Information from http://www.disused-stations.org.uk.
Date opened: 2.4.1928
Location: On an embankment on the south side of the junction of Church Road and A377
Company on opening: Great Western Railway
Date closed to passengers: 9.6.1958
Date closed completely: 9.6.1958
Company on closing: British Railways (Western Region)
Present state: Nothing remains of the station although a new housing development occupies part of the site called 'Alphington Halt'.
OS Grid Ref: SX914905
Alphington Halt had a 100ft long wooden platform with a flat roofed corrugated shelter located on the eastern side of the track, it was reached by a track from a footpath. Passengers without tickets joining the train at the halt were booked by the guard.
On some summer Saturdays in the 1950's one train from Newton Abbott terminated at Alphington Halt and passengers continued to Exeter by bus as St. David's was very busy with holiday trains during the middle of the day.
BRIEF HISTORY OF THE TEIGN VALLEY RAILWAY
The Teign Valley Line was originally authorised in 1863 as a broad gauge line, although it did not open until 1882. The line ran as standard gauge from Heathfield to Ashton, although it was isolated from the GWR system as the Moretonhampstead line at Heathfield was still broad gauge.
Some forty years later, the Exeter, Teign Valley and Chagford railway was formed to build a line from Exeter to join up with the existing line connecting at Christow station. This opened on 1st July 1903 some 9 years after the first sod had been cut by Lady Northcote, wife of the Member of Parliament for Exeter on 7th November 1894. The 1st official train left St Thomas station (Exeter) at 3.40pm and arrived at Ide at 4pm calling at all the stations on the line where each parish council laid on festivities and the usual address by councilors.

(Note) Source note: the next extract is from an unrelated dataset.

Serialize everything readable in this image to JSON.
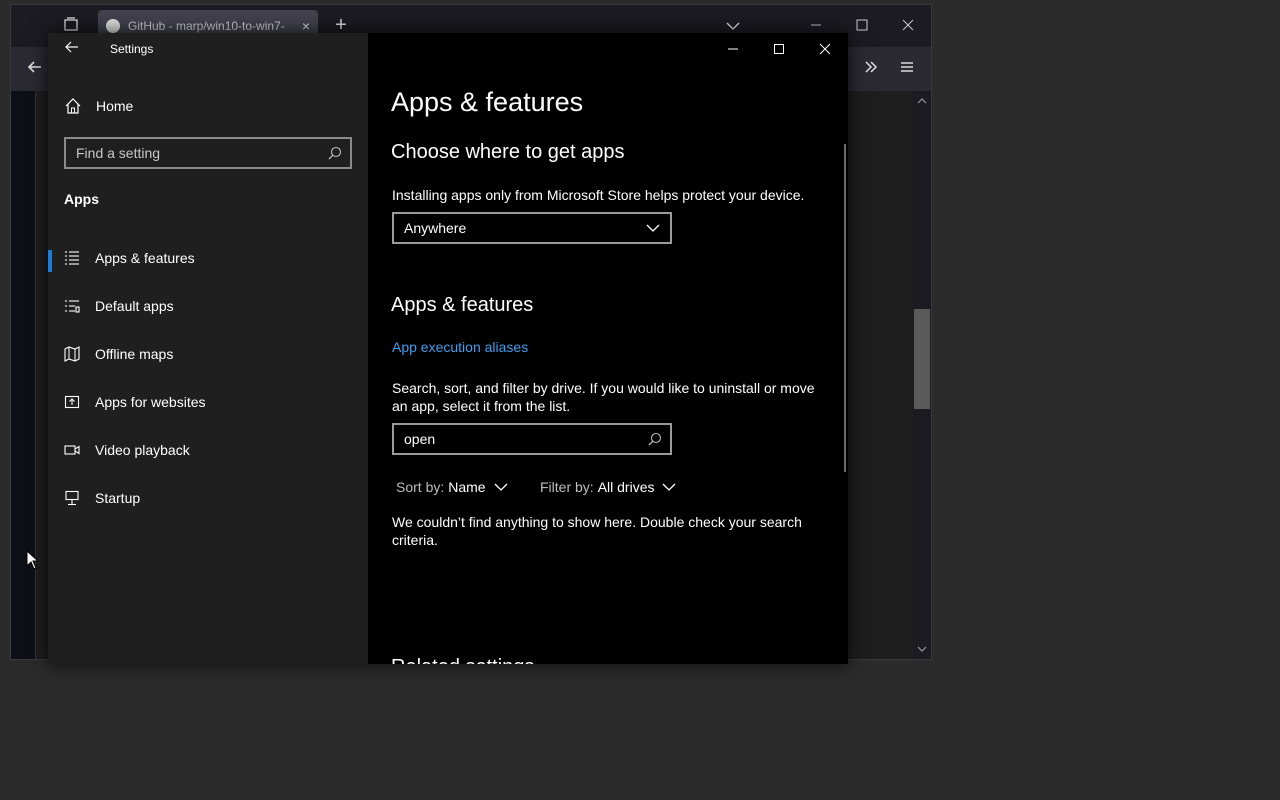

The line which extends from Heathfield on the Newton Abbot to Moretonhampstead line in the south to Exeter on the main London to Cornwall line covers a total of 17 miles. It consists of approximately 25 bridges, 30 culverts and 2 tunnels, one each side of Longdown station. These tunnels were built to hide the offensive sight of the trains from Edward Byrom of Culver House which stands in parkland above the railway.
The largest customer for goods traffic on the line was the Teign Valley Granite Company which had quarries at Trusham and Crockham. Not only was the line used for local connections but it also provided an alternative route to Cornwall, bypassing the troublesome route from Exeter to Newton Abbot which regularly (and still does) suffered from the elements from the sea around Dawlish
Prior to the opening of the through line in 1903, passenger services on the original line consisted of 5 trains daily in each direction on weekdays only, with no trains at all on Sundays. When the line opened from Exeter the passenger service was integrated with that of the Teign Valley Railway. The Exeter Railway and the Teign Valley Railway were both absorbed into the Great Western Railway in 1923.
Passenger numbers reached their peak in the 1930’s with seven daily services provided each way between Exeter and Heathfield. During World War 2 this was reduced to four trains in each direction, still with no trains on a Sunday. This was increased to five daily trains after the war.
By then it was becoming obvious that the branch was going into decline as more people took to the motor car as their main form of transport, a trend that was happening nationally. As a result BR decided to withdraw passenger services a full 5 years before the start of the ‘Beeching Axe’, even though Ashton station had only been repainted the year before closure.
In 1957 The British Transport Commission proposed to withdraw the passenger train service between Exeter (St David’s) and Heathfield and to close down Longdown station. It was followed in early 1958 by a further notice saying that as from 3rd March 1958 that the passenger train service between Exeter (St David’s) and Heathfield stations would be permanently withdrawn and Longdown, Alphington, Ide, Dunsford and Chudleigh Knighton would be closed for passengers and goods. The parcel service would still continue for the delivery and collection of parcels at Chudleigh, Trusham, Ashton and Christow stations. The line was granted a short reprieve by a protest by St Thomas Rural District Council (Exeter) because of the inadequate bus service, this reprieve was short lived as on 9th June 1958 the passenger service was finally withdrawn and the section of line from Exeter to Christow closed completely.
The track on this section was lifted in February 1962 except for the short length from Exeter to Alphington Road sidings (Marsh Barton Industrial estate). This part of the line still survives today, serving a scrap metal company and this is still used regularly (2010), beyond here towards Heathfield the line has been severed by a supermarket.
BR's reasoning behind the closure was the line was only used for an average of 193 daily journeys and closure would give them a saving of £15,000 per annum with a further saving of £30,000 that would be required for general up-keep of the line.
March 1961 saw flooding which damaged the line between Christow and Ashton resulting in the closure of the line east of Trusham. BR officially closed the section of line between Heathfield and Crockham sidings (just south of Trusham) on 1st July 1968.